New interfaces require that documentation for the “other” system be complete and up-to-date.  If not (and often they are not), building a new interface can become difficult or impossible.  Duplication of existing interfaces reduces the risk.  “Open Standard” interfaces are usually well-documented and low risk.


System requirements fully-detailed in writing

System Requirements not detailed or not fully documented

System Requirements are critical for an RFP.  They must describe in detail all of the functions the system must perform, performance expected, plus the operating environment.  Good requirements can be a dozen or more pages for a small system, and hundreds of pages for a large system.  When existing systems are upgraded with new capabilities, requirements must be revised and rewritten.


Operating procedures fully-detailed in writing

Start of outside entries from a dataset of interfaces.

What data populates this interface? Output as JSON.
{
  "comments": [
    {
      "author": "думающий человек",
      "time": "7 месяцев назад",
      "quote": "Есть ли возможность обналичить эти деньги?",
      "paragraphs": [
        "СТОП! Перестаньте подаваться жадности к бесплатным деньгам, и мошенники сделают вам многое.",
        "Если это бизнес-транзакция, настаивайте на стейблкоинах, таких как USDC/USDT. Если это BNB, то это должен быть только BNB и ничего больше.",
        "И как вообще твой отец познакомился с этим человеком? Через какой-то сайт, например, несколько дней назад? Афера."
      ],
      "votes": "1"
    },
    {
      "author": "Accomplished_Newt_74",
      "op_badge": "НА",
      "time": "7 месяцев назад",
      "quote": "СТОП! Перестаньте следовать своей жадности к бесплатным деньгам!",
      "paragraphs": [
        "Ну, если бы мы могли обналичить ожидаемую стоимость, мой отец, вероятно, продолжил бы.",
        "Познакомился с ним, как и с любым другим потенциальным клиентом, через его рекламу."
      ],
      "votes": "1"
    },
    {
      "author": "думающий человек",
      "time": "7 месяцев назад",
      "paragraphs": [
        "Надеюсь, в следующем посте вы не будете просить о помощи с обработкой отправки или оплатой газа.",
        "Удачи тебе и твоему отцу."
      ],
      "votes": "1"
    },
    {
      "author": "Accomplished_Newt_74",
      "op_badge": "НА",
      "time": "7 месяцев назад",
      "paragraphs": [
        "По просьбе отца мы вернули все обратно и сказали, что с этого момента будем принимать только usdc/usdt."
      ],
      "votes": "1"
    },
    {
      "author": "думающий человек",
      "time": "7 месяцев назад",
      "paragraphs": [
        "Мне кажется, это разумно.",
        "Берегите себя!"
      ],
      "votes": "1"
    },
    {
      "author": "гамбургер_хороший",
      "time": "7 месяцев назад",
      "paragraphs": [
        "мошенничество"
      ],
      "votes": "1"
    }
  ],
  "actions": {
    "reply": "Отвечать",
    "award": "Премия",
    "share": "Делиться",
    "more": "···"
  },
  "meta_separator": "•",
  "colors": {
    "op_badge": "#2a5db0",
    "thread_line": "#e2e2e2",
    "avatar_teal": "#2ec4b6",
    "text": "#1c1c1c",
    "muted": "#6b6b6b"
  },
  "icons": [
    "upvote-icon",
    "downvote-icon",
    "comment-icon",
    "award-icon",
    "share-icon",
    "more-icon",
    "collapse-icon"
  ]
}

Operating procedures not detailed or not fully documented

Standard Operating Procedures are required for training, operations, and maintenance.  For existing systems, they are often out-of-date.

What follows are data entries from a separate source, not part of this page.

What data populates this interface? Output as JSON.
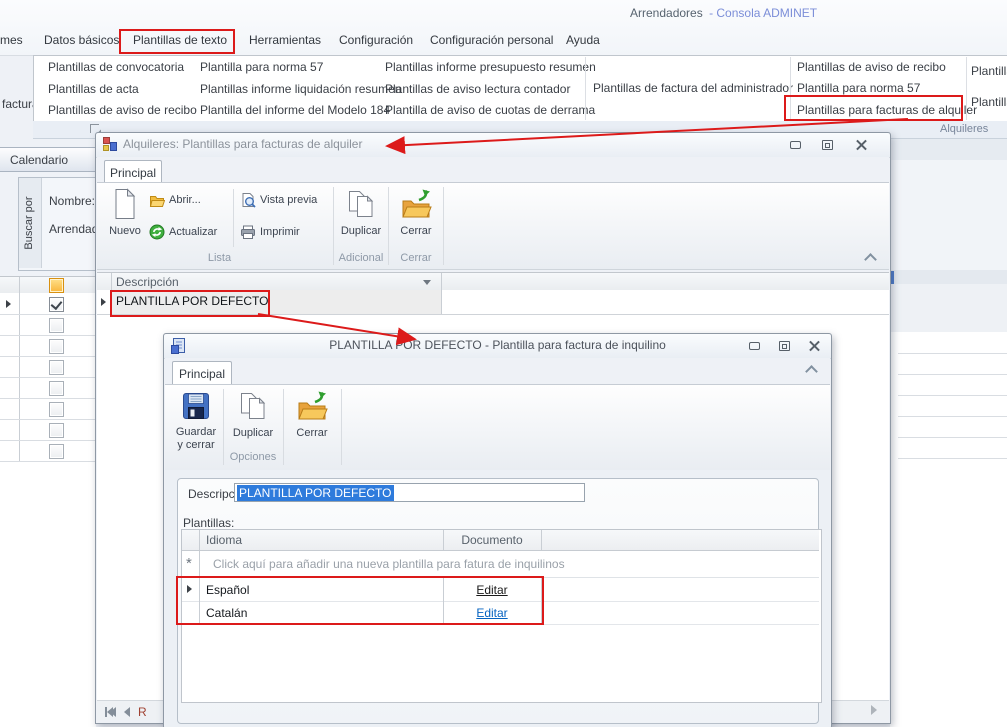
{
  "titlebar": {
    "app_title_left": "Arrendadores",
    "app_title_right": "- Consola ADMINET"
  },
  "menubar": {
    "items": [
      {
        "label": "mes"
      },
      {
        "label": "Datos básicos"
      },
      {
        "label": "Plantillas de texto"
      },
      {
        "label": "Herramientas"
      },
      {
        "label": "Configuración"
      },
      {
        "label": "Configuración personal"
      },
      {
        "label": "Ayuda"
      }
    ]
  },
  "ribbon_popup": {
    "left_fragment": "factura",
    "columns": [
      {
        "items": [
          "Plantillas de convocatoria",
          "Plantillas de acta",
          "Plantillas de aviso de recibo"
        ]
      },
      {
        "items": [
          "Plantilla para norma 57",
          "Plantillas informe liquidación resumen",
          "Plantilla del informe del Modelo 184"
        ]
      },
      {
        "items": [
          "Plantillas informe presupuesto resumen",
          "Plantillas de aviso lectura contador",
          "Plantilla de aviso de cuotas de derrama"
        ]
      },
      {
        "items": [
          "Plantillas de factura del administrador"
        ]
      },
      {
        "items": [
          "Plantillas de aviso de recibo",
          "Plantilla para norma 57",
          "Plantillas para facturas de alquiler"
        ]
      },
      {
        "items": [
          "Plantilla",
          "Plantilla"
        ]
      }
    ],
    "group_label": "Alquileres"
  },
  "background": {
    "calendar_tab": "Calendario",
    "search_group": {
      "vertical_label": "Buscar por",
      "name_label": "Nombre:",
      "owner_label": "Arrendador"
    }
  },
  "window1": {
    "title": "Alquileres: Plantillas para facturas de alquiler",
    "tab": "Principal",
    "ribbon": {
      "nuevo": "Nuevo",
      "abrir": "Abrir...",
      "actualizar": "Actualizar",
      "vista_previa": "Vista previa",
      "imprimir": "Imprimir",
      "duplicar": "Duplicar",
      "cerrar": "Cerrar",
      "group_lista": "Lista",
      "group_adicional": "Adicional",
      "group_cerrar": "Cerrar"
    },
    "grid": {
      "header": "Descripción",
      "row1": "PLANTILLA POR DEFECTO"
    },
    "nav_fragment": "R"
  },
  "window2": {
    "title": "PLANTILLA POR DEFECTO - Plantilla para factura de inquilino",
    "tab": "Principal",
    "ribbon": {
      "guardar": "Guardar y cerrar",
      "duplicar": "Duplicar",
      "cerrar": "Cerrar",
      "group_opciones": "Opciones"
    },
    "form": {
      "descripcion_label": "Descripción:",
      "descripcion_value": "PLANTILLA POR DEFECTO",
      "plantillas_label": "Plantillas:"
    },
    "grid": {
      "col_idioma": "Idioma",
      "col_documento": "Documento",
      "new_row_hint": "Click aquí para añadir una nueva plantilla para fatura de inquilinos",
      "rows": [
        {
          "idioma": "Español",
          "documento": "Editar"
        },
        {
          "idioma": "Catalán",
          "documento": "Editar"
        }
      ]
    }
  },
  "icons": {
    "filter_dropdown": "▾",
    "new_row_marker": "*"
  },
  "colors": {
    "annotation_red": "#dc1a1a",
    "selection_blue": "#2e7bdc",
    "link_blue": "#0563c1",
    "link_dark": "#1a1a1a",
    "title_accent": "#7b8ed8"
  }
}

None of the technologies used are near end of service life

Some technologies included are near end of service life

Computer technology changes rapidly (e.g. PC’s and cell phones become obsolete in 2-4 years). Local area networks using internet standards have had a long life, but in contrast some mobile phones that use proprietary communications became obsolete quickly.  Similarly, the useful life of ITS technology (hardware, software, and communications) is short.  Whether your project is a new system or expanding an existing one, look carefully at all the technology elements to assess remaining cost-effective service life.

C. SERF Form and other editable Forms

System Engineering Report Form (SERF), Exhibit 7-I (Word version, 2-page PDF version, and 4-page PDF version), is required for Low-Risk (formerly "Minor") and High-Risk (formerly "Major") ITS Projects. For detailed information regarding SERF, access Chapter 7 "Field Review," of Local Assistance Procedure Manual (LAPM). Samples of SERF can be found at FHWA California Division website

Other editable forms: Exhibit 3-A "Request for Authorization to Proceed with Preliminary Engineering", Exhibit 3-G "Federal Project Log Sheet (Minimum Requirements)"/, Exhibit 3-O "Local Federal-Aid Project Finance Letter", and Exbihit 7-B "Field Review Form".


System Engineering Management Plan (SEMP) is required for High Risk (formerly "Major") ITS Projects. The samples of SEMP can be found at FHWA California Division website

E. Related Links

Caltrans home page:

FHWA California Division Office:

FHWA home page:

ITS Benefit-cost Database:

ITS System Cost Database:

ITS Conformity Rule:

ITS Eligibility Costs for Operating a Transportation Management System:

ITS Integration Program:

ITS Standards:

National ITS Architecture:

System Engineering Guidebook for ITS:

NHI Its Training Courses:

UC Berkeley ITS Courses:

US DOT ITS site:

If you have any questions or are experiencing problems downloading, please contact your local Caltrans District Local Assistance Office or the Caltrans HQ Division of Local Assistance ITS Coordinator.

To report any difficulty experienced in accessing Caltrans programs, services or activities or any discriminations covered under the Americans with Disabilities Act, Section 504 of Rehabilitation Act or the Fair Employment and Housing Act, please contact us at (866)810-6346 Voice; 711 TTY; (916)653-3055 Fax or email to


Page Last Updated: 9/2/10 10:51 AM